I believe it makes the most sense to do your primary flight training in the type of airplane you intend to fly once you get your certificate. Many of our customers at Platinum Aviation actually start from zero time in the Cirrus SR22 Turbo and solo in that aircraft.
Our customers are typically learning to fly for a predetermined mission. Many are looking for an alternative to airline travel. Because of this, it is very important for us to teach far beyond the private pilot Practical Test Standards and teach real-world, scenario-based flying. Our customers need a solid foundation, including basic stick and rudder, but far beyond, to call upon once they begin using the aircraft for their personal and business transportation needs.
Conducting primary flight training in an advanced aircraft like the Cirrus, by necessity, emphasizes aircraft systems and the need to know how all of the systems are interconnected. Many times, systems understanding is overlooked by instructors teaching in simpler aircraft. We find that pilots who learn in technologically advanced aircraft, whether they learn at our facility or others, have a greater understanding of their airplanes than those who learn in simpler aircraft types at traditional flight schools.
The bottom line to this question is that things change with time, and so we as instructors must change. Traditional methods of flight instruction must be adapted to meet the needs of today’s flight training customers and the more capable aircraft they intend to fly.
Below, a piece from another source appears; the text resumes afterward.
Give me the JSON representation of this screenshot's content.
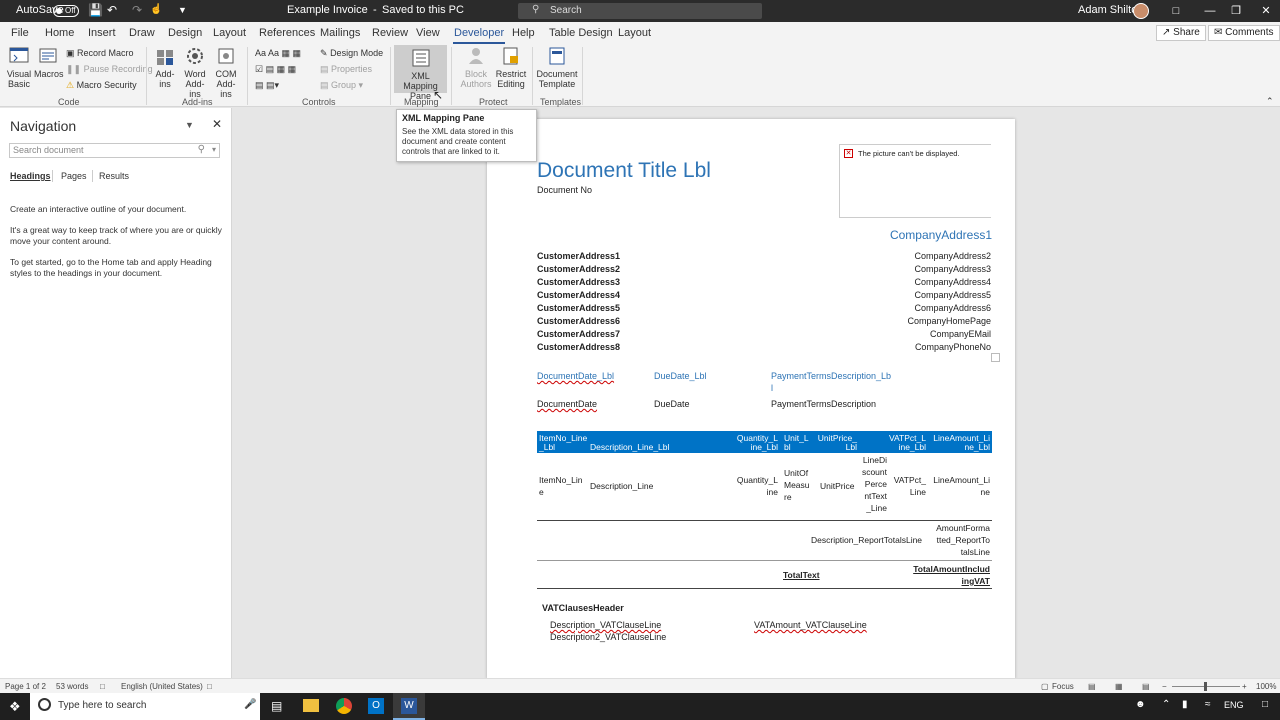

Sure … you can learn in a tailwheel. Maybe you have a passion for flying antique aircraft?